Outside Bodrogkisfalud, east of Mád, Patricius has revived a centuries-old family tradition of winemaking in Tokaj with a collection of current and historical grape varieties, creating a modern, streamlined range of Tokaji wines. Tokaj is not a region that yields all that it has to offer in the space of a single visit. Far from being a wreck on the seabed of history, it is a constantly changing, living expression of centuries of tradition. Each village and vineyard has a subtle character of its own that rewards the returning pilgrim who comes to marvel at and share in the restoration of its glory.
Planning your long weekend in Tokaj
Take the comfortable, air-conditioned train from Budapest’s Keleti station to Szerencs (2hrs 30m) or Tokaj (2hrs 45m).
The best way to enjoy the region is with an experienced guide. I recommend the knowledgeable and charming Gergely Somogyi of Tokaj Today. To explore on your own, take a taxi or, if you’re feeling more energetic, hire a bicycle and enjoy the quiet lanes and leafy hills.
The village of Tarcal makes a perfect base and is home to the region’s best hotels. The five-star Andrássy Kúria & Spa offers luxurious rooms and suites, outdoor and indoor pools, an exquisite colonnaded spa, and a truly spoiling wine experience dinner in its excellent restaurant Bobajka (try the eponymous traditional dessert).
Alternatively, the grand 19th-century Gróf Degenfeld castle hotel with its elegant, high-ceilinged rooms and tranquil parkland setting surrounded by vineyards captures some of the genteel atmosphere of Tokaj’s past.
Stay at a winery

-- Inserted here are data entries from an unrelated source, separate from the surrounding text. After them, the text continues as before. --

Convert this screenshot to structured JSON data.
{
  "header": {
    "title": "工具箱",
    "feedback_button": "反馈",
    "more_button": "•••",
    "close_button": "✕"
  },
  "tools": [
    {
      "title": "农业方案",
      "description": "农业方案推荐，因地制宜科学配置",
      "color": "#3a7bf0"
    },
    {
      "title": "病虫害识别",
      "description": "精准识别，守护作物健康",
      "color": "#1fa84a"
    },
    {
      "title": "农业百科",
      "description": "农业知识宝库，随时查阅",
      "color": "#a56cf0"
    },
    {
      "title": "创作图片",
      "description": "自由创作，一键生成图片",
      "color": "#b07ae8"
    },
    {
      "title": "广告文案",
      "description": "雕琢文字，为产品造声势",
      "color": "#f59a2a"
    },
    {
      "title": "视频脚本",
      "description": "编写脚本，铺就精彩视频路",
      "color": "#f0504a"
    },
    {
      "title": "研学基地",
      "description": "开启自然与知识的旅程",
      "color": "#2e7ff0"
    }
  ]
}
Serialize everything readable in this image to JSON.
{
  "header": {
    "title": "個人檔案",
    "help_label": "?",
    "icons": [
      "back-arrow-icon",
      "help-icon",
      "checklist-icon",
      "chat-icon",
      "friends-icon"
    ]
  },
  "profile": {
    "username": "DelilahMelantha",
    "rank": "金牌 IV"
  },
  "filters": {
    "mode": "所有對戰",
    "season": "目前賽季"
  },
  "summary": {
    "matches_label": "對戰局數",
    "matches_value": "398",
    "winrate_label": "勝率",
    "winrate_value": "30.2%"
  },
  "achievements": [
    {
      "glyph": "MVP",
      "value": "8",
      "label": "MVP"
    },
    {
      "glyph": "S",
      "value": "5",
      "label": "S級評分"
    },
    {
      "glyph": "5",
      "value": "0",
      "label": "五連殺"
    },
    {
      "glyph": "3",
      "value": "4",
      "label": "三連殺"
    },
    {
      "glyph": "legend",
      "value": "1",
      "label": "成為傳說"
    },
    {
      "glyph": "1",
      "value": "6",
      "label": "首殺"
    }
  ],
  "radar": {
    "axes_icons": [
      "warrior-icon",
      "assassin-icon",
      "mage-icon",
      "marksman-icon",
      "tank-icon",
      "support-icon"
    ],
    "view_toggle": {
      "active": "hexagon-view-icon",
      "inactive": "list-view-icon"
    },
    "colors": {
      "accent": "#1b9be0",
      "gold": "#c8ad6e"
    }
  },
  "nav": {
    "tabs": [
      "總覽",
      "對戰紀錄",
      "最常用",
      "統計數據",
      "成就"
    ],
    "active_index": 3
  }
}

Besides fabulous wines, Barta in Mád has suites in the 18th-century Rákóczi- Aspremont mansion and a separate guesthouse. Also in Mád, Zsirai winery guesthouse has keenly priced rooms and a large wine terrace for tastings. In Bodrogkeresztúr, Tokaj Nobilis winery, one of several exciting woman-led wineries in the region, offers spacious guesthouse rooms with shared kitchens, while Füleky Tokaj boutique winery offers six ensuite rooms in a restored 18th-century baroque mansion.
Where to eat
Enjoy locally sourced products at the charming home restaurant Szarkaláb in Mád, with its delightful vineyard views and wines from the owner’s winery, and at nearby Kardos Supreme, which offers a small, seasonal menu. At Dereszla in Bodrogkeresztúr, try inventive modern versions of traditional Hungarian dishes on a terrace overlooking the banks of the river Bodrog. LaBor Bistro on the historic central square in Tokaj town is also a great spot, with wine-pairing suggestions for its locally inspired menu.